Williamson describes his game as “just flying around”, and this is really true. Though he starts every snap in the middle of the field, it’s pretty easy to find Williamson somewhere near the ball by the end of every play. He is incredibly versatile, and his pass coverage has improved beyond belief since his rookie season.

The Jets have a ton of potential, and not many people are recognizing that. However, if the Jets seem to be consistently producing on defense, that credit is due to Williamson.

Bust: Trumaine Johnson, CB


The Jets made a splash this offseason, signing the “top cornerback on the market”, Trumaine Johnson, to a 5yr/$75,000,000 deal. While the Jets got a lot of credit for this signing, I thought it was pretty terrible.

Johnson is not an awful cornerback. He’s a pretty solid option as a starter, but he’s worth nowhere near what he got paid. Johnson’s contract ranks as the 2nd largest among cornerbacks, ahead of elite talent like Xavier Rhodes, AJ Bouye, and Desmond Trufant. The worst part about this contract, however, is that the Jets gave a 28-year-old cornerback a 5-year deal.

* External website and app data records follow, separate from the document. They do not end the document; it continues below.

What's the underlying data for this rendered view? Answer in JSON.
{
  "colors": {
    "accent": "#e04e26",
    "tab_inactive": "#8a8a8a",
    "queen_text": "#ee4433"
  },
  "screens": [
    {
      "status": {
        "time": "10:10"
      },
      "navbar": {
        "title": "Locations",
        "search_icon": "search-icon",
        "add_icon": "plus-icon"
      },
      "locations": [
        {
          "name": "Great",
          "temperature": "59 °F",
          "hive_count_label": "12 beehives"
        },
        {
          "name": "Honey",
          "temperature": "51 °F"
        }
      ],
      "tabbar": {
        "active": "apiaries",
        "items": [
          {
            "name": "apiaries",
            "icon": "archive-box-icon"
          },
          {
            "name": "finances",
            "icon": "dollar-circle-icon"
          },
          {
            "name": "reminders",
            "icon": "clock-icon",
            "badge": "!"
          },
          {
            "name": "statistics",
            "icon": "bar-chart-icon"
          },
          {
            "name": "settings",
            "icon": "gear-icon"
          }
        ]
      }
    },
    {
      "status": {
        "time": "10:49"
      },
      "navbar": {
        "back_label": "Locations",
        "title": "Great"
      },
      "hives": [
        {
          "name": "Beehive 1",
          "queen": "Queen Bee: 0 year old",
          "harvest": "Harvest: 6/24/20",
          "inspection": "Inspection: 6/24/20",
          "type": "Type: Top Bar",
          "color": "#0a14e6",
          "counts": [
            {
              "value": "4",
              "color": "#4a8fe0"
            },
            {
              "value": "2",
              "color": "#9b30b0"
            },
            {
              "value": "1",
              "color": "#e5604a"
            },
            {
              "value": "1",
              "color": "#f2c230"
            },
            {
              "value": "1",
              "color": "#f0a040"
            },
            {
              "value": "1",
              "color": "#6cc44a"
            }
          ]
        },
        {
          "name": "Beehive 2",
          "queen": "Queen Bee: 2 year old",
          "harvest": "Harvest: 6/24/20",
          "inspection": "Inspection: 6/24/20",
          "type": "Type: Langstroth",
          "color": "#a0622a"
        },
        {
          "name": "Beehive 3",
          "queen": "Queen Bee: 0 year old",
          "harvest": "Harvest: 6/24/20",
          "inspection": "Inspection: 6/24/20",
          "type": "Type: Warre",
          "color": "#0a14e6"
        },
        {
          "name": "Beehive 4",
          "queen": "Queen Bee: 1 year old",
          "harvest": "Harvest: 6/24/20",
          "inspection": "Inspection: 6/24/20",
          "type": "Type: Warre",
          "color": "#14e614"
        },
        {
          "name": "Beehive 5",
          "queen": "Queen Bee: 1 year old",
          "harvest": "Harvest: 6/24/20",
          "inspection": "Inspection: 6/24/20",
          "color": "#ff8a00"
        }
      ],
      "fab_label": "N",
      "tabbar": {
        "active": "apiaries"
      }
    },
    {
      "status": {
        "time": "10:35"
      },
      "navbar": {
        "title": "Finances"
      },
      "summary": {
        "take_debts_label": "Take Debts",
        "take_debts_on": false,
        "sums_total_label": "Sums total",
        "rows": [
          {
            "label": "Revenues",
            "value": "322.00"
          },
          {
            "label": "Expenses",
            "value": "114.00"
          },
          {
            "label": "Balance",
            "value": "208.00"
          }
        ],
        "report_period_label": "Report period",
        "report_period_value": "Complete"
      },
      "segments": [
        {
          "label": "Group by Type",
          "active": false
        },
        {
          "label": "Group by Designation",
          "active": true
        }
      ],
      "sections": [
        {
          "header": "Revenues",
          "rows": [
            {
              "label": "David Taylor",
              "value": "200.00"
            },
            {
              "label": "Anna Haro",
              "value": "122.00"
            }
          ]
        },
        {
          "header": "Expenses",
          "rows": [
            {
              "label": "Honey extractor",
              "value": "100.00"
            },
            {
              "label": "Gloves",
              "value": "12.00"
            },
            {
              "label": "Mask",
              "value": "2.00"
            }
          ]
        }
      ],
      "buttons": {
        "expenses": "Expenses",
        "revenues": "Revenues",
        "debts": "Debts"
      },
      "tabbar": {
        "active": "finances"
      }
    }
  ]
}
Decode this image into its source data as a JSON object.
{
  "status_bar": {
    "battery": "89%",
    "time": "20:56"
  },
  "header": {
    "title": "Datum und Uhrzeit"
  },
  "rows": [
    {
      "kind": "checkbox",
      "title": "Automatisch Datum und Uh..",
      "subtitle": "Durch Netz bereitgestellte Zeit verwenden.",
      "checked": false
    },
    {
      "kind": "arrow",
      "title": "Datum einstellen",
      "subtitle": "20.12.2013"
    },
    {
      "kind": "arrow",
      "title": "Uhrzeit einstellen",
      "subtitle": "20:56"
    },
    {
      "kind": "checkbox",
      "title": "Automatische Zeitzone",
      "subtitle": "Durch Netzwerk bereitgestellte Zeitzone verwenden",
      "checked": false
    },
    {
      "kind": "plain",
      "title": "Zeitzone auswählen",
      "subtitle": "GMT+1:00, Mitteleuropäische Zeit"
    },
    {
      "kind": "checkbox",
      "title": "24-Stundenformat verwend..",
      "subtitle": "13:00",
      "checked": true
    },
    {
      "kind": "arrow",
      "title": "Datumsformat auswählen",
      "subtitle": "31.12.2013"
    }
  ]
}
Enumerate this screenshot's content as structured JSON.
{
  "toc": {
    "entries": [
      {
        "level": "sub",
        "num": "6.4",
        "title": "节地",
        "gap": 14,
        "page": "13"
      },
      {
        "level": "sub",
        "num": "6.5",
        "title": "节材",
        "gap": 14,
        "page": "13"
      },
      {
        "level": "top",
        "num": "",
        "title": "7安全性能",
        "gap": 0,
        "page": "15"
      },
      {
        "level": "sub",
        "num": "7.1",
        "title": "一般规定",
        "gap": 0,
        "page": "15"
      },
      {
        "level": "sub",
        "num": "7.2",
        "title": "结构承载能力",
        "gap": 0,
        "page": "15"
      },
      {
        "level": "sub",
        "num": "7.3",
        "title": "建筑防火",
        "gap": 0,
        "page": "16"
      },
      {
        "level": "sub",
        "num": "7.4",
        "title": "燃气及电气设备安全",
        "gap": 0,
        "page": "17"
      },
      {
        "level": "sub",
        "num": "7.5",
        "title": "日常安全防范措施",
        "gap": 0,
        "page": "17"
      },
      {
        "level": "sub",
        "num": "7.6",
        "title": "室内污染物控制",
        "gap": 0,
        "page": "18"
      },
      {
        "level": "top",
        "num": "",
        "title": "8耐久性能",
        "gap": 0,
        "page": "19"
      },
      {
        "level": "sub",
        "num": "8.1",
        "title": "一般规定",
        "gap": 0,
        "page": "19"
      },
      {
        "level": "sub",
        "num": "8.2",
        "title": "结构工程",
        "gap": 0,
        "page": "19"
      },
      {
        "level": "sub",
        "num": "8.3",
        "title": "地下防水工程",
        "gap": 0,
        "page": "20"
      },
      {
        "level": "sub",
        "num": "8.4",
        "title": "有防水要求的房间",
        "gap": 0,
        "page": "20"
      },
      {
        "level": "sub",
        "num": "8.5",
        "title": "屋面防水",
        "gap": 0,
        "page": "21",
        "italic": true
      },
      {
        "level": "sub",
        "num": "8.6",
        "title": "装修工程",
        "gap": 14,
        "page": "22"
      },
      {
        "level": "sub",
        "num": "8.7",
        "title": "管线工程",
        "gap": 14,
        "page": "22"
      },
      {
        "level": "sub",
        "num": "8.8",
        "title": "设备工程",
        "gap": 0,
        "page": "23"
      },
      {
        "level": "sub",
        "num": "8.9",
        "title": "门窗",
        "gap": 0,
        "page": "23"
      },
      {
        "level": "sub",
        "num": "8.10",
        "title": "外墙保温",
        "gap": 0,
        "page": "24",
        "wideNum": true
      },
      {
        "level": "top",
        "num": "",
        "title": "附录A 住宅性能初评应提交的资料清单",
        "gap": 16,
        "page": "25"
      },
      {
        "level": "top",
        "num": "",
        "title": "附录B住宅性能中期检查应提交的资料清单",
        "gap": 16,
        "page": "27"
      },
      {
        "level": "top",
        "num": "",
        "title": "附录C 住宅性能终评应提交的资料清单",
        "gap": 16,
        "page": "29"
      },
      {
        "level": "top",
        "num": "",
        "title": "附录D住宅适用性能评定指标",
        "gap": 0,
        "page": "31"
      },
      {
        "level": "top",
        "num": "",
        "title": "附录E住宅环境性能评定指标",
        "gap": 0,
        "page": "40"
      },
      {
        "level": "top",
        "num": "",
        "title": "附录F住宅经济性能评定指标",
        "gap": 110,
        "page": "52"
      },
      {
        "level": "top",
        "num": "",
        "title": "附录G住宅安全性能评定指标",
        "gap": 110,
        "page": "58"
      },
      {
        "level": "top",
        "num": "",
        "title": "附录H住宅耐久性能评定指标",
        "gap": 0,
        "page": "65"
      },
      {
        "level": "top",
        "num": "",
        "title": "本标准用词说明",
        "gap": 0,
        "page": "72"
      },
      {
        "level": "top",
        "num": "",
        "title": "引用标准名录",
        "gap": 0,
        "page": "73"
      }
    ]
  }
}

It’s pretty easy to see what happened here. The Jets saw the potential they had for this season, so they targeted a player that could be a “superstar” for this New York defense. Instead of really being patient and finding the right guy, the Jets went out and signed the first big name they saw, and gave him as much money as he wanted.

Johnson is not going to be the spark for this defense. He will continue as a B-/B cornerback and probably not improve beyond that. While he won’t be a liability, he’s a bust compared to the money he was given.

Declan Soane